The BRZ is the moniker Subaru gave to its future rear-drive sports car.

The company has declared that manufacturing would begin in the spring of 2012 and that it stands for “Boxer engine, Rear-wheel drive, and Zenit.” Of course, Toyota helped design the vehicle, and Toyota will market it under the Scion brand in this country. Subaru will introduce a new technology.

What exactly does GT86 mean?

the title. The 2000GT and the Corolla GT Coup are two of the most significant sports vehicles in Toyota’s history, and they are both mentioned in the moniker “GT86” (AE86). Additionally, it derives from the car’s development code, “086A.”

What makes it a Toyota 86?

The Toyota 86 was named after a previous generation of the Toyota Corolla, a car from the same manufacturer that is somewhat underestimated when compared to more recent models. Even though it doesn’t sound like an exciting car now, the Toyota Corolla GT-S from the 1980s was surprisingly agile in its day. The Toyota 86 was first influenced by the AE86, a model of the Corolla that was known as the Corolla GT-S. The 86 model name so has part of the brand’s history behind it, despite the fact that the numbers may appear to be fairly arbitrary.

Is the GR86 constrained?

For 2023, Toyota is our top pick for an affordable sports vehicle. Instead, a GR86 Special Edition has been added. The Special Edition has matte-black 18-inch wheels, a blatty cat-back performance exhaust with black chrome ends, and distinctive Solar Shift orange paint in addition to GR86 Premium components.
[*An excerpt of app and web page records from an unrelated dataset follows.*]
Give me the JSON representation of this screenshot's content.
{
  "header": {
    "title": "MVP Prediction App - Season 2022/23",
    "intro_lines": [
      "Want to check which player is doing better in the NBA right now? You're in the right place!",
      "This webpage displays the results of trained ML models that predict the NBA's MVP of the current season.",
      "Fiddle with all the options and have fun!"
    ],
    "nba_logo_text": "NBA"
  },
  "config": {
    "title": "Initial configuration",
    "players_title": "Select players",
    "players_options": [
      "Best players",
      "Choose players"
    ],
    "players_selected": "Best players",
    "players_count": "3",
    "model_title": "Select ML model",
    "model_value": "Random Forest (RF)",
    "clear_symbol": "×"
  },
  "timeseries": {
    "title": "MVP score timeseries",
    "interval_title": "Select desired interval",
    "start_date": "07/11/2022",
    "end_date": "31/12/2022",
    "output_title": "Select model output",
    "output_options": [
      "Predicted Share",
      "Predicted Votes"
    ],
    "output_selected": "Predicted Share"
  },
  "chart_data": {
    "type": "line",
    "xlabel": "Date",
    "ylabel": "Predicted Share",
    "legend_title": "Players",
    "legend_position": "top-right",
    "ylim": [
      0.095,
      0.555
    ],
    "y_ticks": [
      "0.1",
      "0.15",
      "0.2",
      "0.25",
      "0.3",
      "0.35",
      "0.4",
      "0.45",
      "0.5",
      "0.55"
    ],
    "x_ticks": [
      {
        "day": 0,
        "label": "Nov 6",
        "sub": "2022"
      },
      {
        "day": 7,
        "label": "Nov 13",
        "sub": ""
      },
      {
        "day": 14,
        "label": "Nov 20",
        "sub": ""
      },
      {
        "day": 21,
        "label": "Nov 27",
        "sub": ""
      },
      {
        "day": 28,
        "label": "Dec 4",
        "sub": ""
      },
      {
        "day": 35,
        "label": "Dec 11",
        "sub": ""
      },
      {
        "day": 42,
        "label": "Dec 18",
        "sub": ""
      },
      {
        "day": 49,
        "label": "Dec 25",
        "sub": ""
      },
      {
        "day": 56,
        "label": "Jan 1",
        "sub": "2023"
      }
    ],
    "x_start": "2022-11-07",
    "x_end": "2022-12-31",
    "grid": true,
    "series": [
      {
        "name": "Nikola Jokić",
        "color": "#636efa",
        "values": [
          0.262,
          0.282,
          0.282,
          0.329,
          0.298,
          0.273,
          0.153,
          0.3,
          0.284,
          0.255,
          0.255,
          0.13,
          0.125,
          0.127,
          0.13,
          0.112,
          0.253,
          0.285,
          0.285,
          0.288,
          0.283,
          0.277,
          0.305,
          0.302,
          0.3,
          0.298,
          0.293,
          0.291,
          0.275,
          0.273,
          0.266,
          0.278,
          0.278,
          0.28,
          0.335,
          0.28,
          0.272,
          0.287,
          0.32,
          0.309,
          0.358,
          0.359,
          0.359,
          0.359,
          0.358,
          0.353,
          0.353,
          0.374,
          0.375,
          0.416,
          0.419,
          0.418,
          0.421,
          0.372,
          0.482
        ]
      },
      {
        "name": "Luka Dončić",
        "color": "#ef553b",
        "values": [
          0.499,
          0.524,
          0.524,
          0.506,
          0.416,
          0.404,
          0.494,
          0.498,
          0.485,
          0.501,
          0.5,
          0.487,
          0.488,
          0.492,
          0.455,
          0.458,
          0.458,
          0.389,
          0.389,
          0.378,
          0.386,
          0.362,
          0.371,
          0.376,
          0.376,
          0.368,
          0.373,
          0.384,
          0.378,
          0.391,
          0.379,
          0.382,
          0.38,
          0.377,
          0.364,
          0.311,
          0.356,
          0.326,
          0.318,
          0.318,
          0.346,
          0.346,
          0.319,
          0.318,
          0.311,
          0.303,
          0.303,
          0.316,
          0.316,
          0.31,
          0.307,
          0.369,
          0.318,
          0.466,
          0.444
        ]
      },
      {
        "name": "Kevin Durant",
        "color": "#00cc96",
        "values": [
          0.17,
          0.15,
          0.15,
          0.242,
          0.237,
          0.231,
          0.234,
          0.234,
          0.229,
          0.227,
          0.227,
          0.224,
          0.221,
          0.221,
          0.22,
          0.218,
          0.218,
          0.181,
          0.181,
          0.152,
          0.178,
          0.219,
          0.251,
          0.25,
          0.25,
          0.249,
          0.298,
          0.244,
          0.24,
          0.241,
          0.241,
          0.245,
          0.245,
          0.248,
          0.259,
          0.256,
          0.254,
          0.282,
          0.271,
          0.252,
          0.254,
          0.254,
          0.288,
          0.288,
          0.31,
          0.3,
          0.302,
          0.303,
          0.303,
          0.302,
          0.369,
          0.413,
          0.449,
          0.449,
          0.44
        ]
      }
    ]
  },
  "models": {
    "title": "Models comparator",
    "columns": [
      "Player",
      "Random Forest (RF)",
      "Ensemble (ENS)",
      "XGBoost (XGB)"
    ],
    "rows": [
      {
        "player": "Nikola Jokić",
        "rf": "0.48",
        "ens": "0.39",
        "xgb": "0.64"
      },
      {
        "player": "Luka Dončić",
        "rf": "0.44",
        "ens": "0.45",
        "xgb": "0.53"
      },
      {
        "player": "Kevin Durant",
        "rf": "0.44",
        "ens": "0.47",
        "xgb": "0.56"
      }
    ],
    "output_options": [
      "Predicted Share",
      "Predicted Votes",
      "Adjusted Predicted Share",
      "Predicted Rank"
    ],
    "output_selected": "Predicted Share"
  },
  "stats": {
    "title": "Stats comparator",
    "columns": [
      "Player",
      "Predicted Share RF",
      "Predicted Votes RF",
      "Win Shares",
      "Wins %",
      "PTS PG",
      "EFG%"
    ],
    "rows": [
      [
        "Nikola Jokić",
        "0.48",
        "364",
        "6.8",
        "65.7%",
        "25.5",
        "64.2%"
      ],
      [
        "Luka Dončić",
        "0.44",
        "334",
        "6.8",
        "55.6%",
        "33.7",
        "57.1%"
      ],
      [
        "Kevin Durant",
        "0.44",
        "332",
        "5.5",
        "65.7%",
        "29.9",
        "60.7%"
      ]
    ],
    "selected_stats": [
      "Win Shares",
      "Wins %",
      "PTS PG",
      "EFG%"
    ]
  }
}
Only 860 copies of the GR86 Special Edition will be produced. I’m curious how they got at that figure.